“When individual truckers take the time to pursue these issues, it makes a difference … but it requires people of courage and vision and stamina.”
OOIDA members Dean Adams of Delphi, IA, and Kenneth Reinsch of Texas City, TX, were among those who testified against Ledar. They said if it had not been for the association, they probably would not have been able to fight the fight.
“I wouldn’t have been able to afford it,” Adams said last month. “I probably would have tried to get someone to represent me, but without OOIDA, I don’t think I could have gotten anywhere.”
Reinsch has since left the trucking industry, but he maintains his OOIDA membership. He and his wife, Margaret, both said their goal in helping OOIDA with the lawsuit was simple.
“We just didn’t want this to happen to anyone else,” Margaret Reinsch said. “There are so many people out there who work hard, and they think when a company tells them this is the way something is done – well, you just don’t question it.
“But with OOIDA, you get true insight into the industry, and you find out that just because a company tells you something, it may not be the truth. … Without the insight from OOIDA, we wouldn’t have known where to turn or what to do.”
As of press time, the judge and attorneys for both sides were still negotiating about the schedule for the damages phase of the trial. Attorney Cohen said he was hopeful that the evidence and testimony regarding damages could be presented by late summer or early fall.
“The remaining part of the case could be wound up by the end of this year,” Cohen said.
However, the trucking company officials do have the option to appeal. Cohen said he was not too worried about that prospect because Judge Gaitan wrote such a clear and specific decision.

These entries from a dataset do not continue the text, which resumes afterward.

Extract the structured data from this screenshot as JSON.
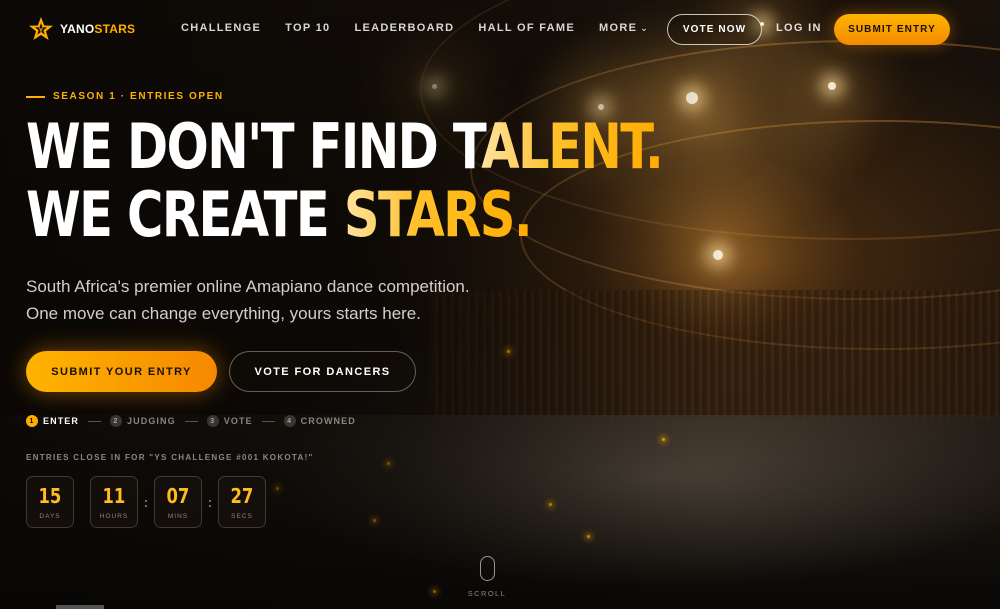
{
  "brand": {
    "name_part1": "YANO",
    "name_part2": "STARS",
    "logo_icon": "star-icon",
    "accent": "#ffb000"
  },
  "nav": {
    "links": [
      "CHALLENGE",
      "TOP 10",
      "LEADERBOARD",
      "HALL OF FAME",
      "MORE"
    ],
    "more_icon": "chevron-down-icon",
    "vote_now": "VOTE NOW",
    "login": "LOG IN",
    "submit_entry": "SUBMIT ENTRY"
  },
  "hero": {
    "eyebrow": "SEASON 1 · ENTRIES OPEN",
    "headline_line1_a": "WE DON'T FIND T",
    "headline_line1_b": "ALENT.",
    "headline_line2_a": "WE CREATE ",
    "headline_line2_b": "STARS.",
    "subtitle_line1": "South Africa's premier online Amapiano dance competition.",
    "subtitle_line2": "One move can change everything, yours starts here.",
    "cta_primary": "SUBMIT YOUR ENTRY",
    "cta_secondary": "VOTE FOR DANCERS"
  },
  "steps": [
    {
      "num": "1",
      "label": "ENTER",
      "active": true
    },
    {
      "num": "2",
      "label": "JUDGING",
      "active": false
    },
    {
      "num": "3",
      "label": "VOTE",
      "active": false
    },
    {
      "num": "4",
      "label": "CROWNED",
      "active": false
    }
  ],
  "countdown": {
    "label": "ENTRIES CLOSE IN FOR \"YS CHALLENGE #001 KOKOTA!\"",
    "items": [
      {
        "value": "15",
        "unit": "DAYS"
      },
      {
        "value": "11",
        "unit": "HOURS"
      },
      {
        "value": "07",
        "unit": "MINS"
      },
      {
        "value": "27",
        "unit": "SECS"
      }
    ]
  },
  "scroll": {
    "label": "SCROLL",
    "icon": "mouse-icon"
  }
}
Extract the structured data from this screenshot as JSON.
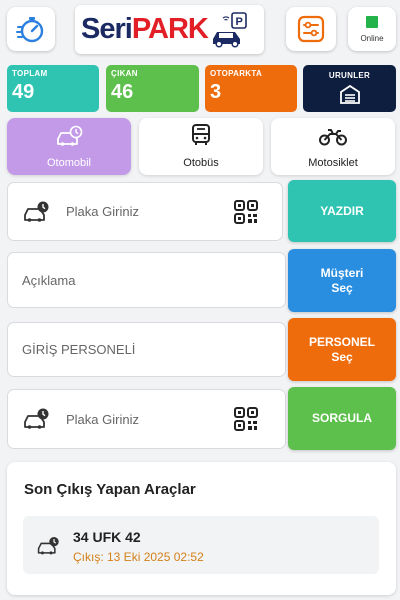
{
  "header": {
    "logo_seri": "Seri",
    "logo_park": "PARK",
    "online_label": "Online"
  },
  "stats": [
    {
      "label": "TOPLAM",
      "value": "49",
      "color": "#2fc4b2"
    },
    {
      "label": "ÇIKAN",
      "value": "46",
      "color": "#5ec04c"
    },
    {
      "label": "OTOPARKTA",
      "value": "3",
      "color": "#ef6c0c"
    },
    {
      "label": "URUNLER",
      "value": "",
      "color": "#0e1e3e"
    }
  ],
  "vehicle_types": [
    {
      "label": "Otomobil",
      "icon": "car-clock-icon",
      "selected": true
    },
    {
      "label": "Otobüs",
      "icon": "bus-icon",
      "selected": false
    },
    {
      "label": "Motosiklet",
      "icon": "motorcycle-icon",
      "selected": false
    }
  ],
  "form": {
    "plate_placeholder_1": "Plaka Giriniz",
    "description_placeholder": "Açıklama",
    "staff_placeholder": "GİRİŞ PERSONELİ",
    "plate_placeholder_2": "Plaka Giriniz",
    "print_label": "YAZDIR",
    "customer_label_1": "Müşteri",
    "customer_label_2": "Seç",
    "staff_label_1": "PERSONEL",
    "staff_label_2": "Seç",
    "query_label": "SORGULA"
  },
  "colors": {
    "teal": "#2fc4b2",
    "blue": "#2a8ee0",
    "orange": "#ef6c0c",
    "green": "#5ec04c",
    "purple": "#c39ae8",
    "online": "#24b24b"
  },
  "recent_exits": {
    "title": "Son Çıkış Yapan Araçlar",
    "items": [
      {
        "plate": "34 UFK 42",
        "time": "Çıkış: 13 Eki 2025 02:52"
      }
    ]
  }
}
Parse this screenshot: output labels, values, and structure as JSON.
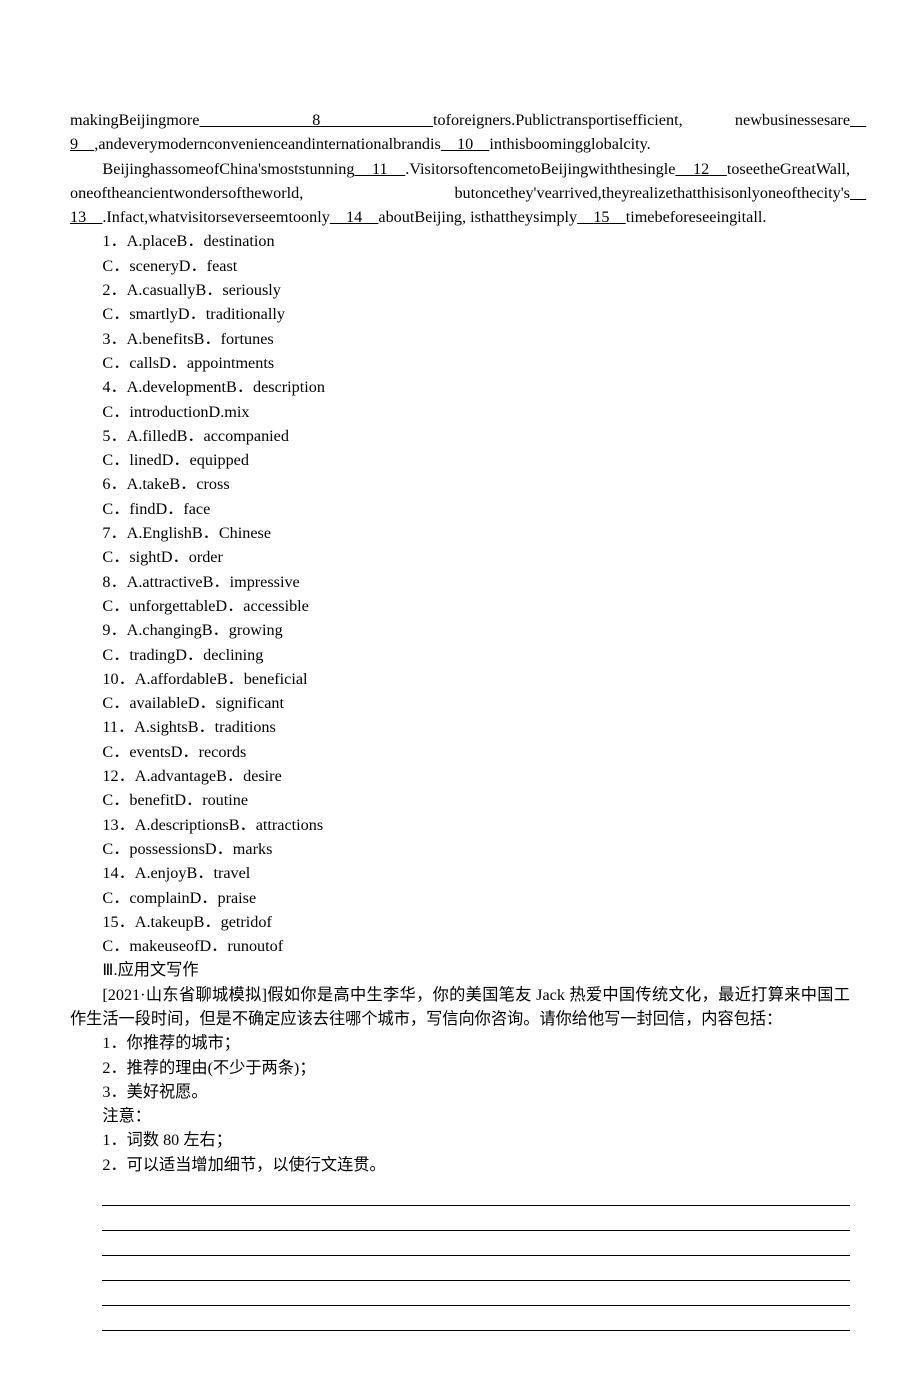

“I feel quite confident that the judge’s ruling will stand any appellate scrutiny.”